After you cross the creek, the trail is unattended and at best is described as overgrown and unmaintained. In sections the trail can be indiscernable from the surrounding bush, and where the trail skirts the river edge, is eroded away with just the slimmest bits of land for you to walk along. Not a place for the kiddies; in the summer the bushes overgrow the trail making it hard to even see your feet as you stumble along. Ensure you keep your mouth closed, as the spiders just love to build webs across the trail in the dense overgrowth.

Cache #3 is called "Happy New Year", and we were very happy to find this one as it apparently had been moved from it's original location by approx 100'. After we gave up looking for it, Bower98 noticed it further down the trail sitting out in the open; on our return from cache #4 we picked up the cache and took it back to it's original hide.

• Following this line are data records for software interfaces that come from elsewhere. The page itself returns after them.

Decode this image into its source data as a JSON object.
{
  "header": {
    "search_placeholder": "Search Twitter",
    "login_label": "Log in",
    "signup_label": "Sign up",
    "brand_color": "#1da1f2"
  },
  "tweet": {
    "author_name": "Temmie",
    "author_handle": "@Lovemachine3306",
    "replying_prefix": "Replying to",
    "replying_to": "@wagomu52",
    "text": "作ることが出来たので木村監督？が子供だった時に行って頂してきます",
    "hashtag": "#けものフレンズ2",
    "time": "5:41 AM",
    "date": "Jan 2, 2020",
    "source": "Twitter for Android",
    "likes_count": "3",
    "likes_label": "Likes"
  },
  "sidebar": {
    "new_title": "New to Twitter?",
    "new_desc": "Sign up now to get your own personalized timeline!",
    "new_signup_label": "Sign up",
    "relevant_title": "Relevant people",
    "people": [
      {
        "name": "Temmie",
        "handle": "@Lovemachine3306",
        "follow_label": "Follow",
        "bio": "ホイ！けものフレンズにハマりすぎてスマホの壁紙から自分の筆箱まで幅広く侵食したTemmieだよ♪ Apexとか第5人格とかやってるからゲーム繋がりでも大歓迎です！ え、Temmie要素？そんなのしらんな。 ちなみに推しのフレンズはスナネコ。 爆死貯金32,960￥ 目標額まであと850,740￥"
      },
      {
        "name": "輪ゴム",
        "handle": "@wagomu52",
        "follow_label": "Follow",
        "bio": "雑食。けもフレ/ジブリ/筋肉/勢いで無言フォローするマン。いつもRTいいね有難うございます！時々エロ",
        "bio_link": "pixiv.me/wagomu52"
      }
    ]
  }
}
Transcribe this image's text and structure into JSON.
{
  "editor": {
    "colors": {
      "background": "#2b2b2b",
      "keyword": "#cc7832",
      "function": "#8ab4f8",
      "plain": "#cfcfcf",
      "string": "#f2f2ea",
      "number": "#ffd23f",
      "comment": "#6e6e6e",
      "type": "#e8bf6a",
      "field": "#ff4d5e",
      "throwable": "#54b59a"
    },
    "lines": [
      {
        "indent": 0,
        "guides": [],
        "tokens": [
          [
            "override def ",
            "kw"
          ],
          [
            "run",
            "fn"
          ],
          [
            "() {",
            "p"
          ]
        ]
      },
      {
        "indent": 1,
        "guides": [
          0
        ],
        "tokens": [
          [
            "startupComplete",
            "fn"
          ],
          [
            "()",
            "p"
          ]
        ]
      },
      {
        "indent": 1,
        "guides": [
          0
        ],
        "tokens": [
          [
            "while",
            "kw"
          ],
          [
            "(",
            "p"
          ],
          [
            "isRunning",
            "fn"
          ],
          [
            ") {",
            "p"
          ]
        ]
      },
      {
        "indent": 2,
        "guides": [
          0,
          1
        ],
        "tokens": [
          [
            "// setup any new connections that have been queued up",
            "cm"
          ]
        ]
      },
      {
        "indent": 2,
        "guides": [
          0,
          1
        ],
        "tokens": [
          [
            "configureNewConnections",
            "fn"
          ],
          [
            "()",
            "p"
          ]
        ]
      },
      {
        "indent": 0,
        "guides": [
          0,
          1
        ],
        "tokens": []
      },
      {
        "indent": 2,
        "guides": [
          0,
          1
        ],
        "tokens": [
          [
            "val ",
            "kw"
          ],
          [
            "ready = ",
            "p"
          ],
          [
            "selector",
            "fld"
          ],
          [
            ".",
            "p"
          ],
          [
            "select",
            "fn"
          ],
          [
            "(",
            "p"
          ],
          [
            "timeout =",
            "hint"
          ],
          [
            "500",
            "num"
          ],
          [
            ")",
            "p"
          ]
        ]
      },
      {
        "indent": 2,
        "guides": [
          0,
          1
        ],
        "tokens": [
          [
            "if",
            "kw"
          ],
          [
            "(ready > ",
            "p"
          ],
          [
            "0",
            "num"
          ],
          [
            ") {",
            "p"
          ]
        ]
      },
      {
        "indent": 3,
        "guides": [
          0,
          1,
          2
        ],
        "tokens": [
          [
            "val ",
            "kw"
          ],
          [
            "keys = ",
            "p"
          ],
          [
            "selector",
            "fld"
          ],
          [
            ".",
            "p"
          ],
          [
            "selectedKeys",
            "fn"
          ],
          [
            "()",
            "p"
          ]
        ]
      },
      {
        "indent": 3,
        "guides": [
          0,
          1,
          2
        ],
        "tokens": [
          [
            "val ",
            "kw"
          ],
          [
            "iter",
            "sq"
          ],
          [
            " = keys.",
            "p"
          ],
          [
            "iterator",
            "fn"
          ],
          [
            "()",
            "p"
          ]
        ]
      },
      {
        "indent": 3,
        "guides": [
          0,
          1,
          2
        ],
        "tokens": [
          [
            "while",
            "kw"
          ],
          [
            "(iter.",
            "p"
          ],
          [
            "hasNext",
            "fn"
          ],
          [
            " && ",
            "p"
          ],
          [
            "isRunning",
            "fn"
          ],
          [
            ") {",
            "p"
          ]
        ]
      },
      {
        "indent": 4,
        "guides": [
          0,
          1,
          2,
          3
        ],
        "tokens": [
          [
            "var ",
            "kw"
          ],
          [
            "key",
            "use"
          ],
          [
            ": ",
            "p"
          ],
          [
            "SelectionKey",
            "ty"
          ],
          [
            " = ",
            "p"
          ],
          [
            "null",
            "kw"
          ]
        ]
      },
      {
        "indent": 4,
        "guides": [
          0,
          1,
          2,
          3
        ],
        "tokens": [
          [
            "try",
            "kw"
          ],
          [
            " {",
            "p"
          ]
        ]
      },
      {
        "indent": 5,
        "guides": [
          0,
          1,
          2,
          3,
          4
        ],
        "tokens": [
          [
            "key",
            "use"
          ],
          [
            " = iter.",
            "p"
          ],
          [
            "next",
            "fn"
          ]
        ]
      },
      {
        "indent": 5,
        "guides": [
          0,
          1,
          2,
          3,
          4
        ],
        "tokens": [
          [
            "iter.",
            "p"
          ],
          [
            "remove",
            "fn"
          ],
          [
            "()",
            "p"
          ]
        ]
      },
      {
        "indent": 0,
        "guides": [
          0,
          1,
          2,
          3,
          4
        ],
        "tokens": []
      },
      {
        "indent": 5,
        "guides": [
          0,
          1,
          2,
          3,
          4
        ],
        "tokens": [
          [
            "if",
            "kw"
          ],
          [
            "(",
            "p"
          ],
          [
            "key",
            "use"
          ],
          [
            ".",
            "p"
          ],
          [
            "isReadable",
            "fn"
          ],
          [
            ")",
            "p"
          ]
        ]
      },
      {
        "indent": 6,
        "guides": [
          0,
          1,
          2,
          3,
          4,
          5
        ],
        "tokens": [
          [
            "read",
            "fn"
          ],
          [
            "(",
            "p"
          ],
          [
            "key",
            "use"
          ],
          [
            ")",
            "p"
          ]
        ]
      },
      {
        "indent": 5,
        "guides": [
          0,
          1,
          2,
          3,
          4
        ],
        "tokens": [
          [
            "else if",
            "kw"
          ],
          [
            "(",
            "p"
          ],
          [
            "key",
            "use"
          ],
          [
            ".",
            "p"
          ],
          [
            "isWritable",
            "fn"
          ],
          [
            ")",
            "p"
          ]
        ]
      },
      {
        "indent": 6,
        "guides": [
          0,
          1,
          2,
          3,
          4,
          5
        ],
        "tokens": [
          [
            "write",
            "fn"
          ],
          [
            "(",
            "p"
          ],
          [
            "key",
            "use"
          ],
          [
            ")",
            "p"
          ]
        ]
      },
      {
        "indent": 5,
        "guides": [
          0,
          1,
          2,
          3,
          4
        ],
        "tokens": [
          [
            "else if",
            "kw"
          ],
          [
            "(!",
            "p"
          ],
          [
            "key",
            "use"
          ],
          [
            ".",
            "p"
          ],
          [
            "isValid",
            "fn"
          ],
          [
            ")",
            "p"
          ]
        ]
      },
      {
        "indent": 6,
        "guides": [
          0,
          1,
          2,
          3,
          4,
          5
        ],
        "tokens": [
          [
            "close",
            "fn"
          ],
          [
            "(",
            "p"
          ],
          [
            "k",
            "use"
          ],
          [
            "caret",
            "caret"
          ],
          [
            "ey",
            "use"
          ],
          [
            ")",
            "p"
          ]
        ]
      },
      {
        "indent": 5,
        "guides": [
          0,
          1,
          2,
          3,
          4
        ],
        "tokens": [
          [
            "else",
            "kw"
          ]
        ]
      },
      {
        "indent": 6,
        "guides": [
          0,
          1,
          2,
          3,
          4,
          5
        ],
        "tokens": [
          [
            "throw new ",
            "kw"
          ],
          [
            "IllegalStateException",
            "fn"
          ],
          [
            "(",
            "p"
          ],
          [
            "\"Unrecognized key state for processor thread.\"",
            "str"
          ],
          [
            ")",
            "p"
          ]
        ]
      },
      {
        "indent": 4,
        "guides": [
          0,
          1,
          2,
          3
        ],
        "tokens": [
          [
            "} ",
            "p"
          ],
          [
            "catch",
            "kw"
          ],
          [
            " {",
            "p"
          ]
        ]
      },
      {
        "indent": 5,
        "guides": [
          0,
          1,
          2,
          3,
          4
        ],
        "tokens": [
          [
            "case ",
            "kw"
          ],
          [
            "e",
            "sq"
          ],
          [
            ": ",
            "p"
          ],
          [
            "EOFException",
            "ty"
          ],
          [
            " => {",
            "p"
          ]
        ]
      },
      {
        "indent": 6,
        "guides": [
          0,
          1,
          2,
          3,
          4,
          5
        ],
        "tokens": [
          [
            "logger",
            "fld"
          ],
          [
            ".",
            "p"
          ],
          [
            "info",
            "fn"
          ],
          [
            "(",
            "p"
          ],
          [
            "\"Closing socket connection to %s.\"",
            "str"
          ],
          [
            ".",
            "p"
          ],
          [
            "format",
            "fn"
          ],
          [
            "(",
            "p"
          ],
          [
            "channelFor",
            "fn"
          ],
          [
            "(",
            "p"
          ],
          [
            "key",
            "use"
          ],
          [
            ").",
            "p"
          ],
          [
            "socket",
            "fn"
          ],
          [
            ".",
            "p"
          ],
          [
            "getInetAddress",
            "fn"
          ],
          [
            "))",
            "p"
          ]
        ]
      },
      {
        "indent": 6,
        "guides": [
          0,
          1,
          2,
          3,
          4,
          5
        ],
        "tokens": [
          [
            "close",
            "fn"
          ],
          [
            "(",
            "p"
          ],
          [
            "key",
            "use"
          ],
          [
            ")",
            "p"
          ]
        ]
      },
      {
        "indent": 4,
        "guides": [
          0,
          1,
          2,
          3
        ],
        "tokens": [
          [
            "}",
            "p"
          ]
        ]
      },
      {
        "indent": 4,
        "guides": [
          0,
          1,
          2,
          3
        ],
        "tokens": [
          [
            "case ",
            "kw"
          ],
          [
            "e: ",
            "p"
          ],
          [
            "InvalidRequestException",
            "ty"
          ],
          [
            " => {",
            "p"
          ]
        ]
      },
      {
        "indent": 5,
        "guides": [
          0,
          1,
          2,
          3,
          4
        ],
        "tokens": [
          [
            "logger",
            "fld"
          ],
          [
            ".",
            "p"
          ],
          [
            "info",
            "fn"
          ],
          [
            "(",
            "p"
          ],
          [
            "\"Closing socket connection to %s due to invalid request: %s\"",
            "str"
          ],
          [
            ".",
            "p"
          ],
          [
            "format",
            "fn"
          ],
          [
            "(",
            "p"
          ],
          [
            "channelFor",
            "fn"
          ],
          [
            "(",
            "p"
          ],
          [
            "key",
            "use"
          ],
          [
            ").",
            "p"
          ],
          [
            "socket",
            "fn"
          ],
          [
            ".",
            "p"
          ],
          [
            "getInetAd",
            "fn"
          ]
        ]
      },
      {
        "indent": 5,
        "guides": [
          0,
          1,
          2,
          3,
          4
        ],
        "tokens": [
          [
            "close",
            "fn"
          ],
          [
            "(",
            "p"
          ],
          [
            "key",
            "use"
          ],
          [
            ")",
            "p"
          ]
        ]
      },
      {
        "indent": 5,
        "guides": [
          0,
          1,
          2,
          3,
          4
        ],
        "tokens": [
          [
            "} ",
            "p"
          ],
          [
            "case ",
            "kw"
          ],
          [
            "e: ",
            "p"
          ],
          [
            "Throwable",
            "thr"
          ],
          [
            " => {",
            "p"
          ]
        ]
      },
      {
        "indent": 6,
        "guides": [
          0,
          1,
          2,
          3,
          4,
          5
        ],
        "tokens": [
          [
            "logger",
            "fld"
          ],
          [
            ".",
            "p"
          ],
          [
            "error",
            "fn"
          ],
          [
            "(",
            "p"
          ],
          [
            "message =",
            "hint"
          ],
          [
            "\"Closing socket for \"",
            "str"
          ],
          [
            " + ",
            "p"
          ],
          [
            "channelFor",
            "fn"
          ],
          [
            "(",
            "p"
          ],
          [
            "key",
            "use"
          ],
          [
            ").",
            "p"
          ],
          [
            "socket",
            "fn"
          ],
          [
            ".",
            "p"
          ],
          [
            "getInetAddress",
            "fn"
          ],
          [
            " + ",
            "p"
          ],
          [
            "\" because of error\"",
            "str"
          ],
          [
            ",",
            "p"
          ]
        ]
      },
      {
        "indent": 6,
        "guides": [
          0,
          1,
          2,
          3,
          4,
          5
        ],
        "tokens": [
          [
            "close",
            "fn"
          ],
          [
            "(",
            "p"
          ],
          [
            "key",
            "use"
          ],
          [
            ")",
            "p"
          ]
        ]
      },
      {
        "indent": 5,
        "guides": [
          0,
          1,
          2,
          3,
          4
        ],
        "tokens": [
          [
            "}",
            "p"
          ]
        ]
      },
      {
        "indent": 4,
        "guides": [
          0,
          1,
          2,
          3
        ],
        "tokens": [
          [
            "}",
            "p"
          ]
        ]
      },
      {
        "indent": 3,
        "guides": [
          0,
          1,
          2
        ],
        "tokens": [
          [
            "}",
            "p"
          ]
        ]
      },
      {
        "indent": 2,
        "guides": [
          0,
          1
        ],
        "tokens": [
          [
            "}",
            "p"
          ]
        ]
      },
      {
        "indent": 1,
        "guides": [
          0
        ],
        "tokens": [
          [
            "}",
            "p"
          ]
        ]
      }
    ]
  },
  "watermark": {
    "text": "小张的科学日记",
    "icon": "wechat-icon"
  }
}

Cache #4 is called Rivershore by the hider named Fungi (a made up name); there are two large cottonwood trees on the bank of the river that have large fungi growing out from the trunks. It was neat to see how the fungi had colonized the trees.

With #4 found, we retreated our steps the mile back to the cars by the Barnston Island ferry dock, and continued on caching in North Surrey.

Watch the Surrey Bend video by clicking on the image below;

For the rest of the day we were mostly in the Tynehead Park area where the snow was still on the ground; between the snow and the boggy grounds we managed to get our feet wet and they stayed that way for the rest of the day.

Watch the the Surrey - Tynehead video by clicking on the image below:

Sunday, January 18, 2009

Abbotsford Meet & Greet

The Chilliwack Caching group held a mid-winter meet and greet in a local restaurant as a way of keeping cachers in touch with each other. Not many folks have been out for the past few weeks with all the snow and freezing temperatures, so this was a good chance to say "hello" again to old friends and meet some new ones.

They meet was held in Abbotsford to make it a bit more central to Chillwack cachers coming from the east, and Lower Fraser Valley cachers coming from the west.

It was good to see familiar faces again, and it was also good to see some new faces; some folks were just starting out in the sport, and others hadn't attended past events as they were too far away from home.

Oh, if you are wondering why some folks are walking around with towels around their neck, it's part of a challenge cache where you have to find 42 caches in one day, have your picture taken with 42 cachers, find 42 geocoins, etc, and the towel around your neck is part of the challenge..

I made a short video of the day and you can see it by clicking on the arrow in the screen below.


Sunday, January 04, 2009

Snow...And Lots of It !!

ABOVE: my house in the snow

Made a short video about all the snow we have here in Maple Ridge; it started Dec 22 and pretty well kept coming until today, Jan 3 2009.
You can watch the video by clicking in the centre of the image below...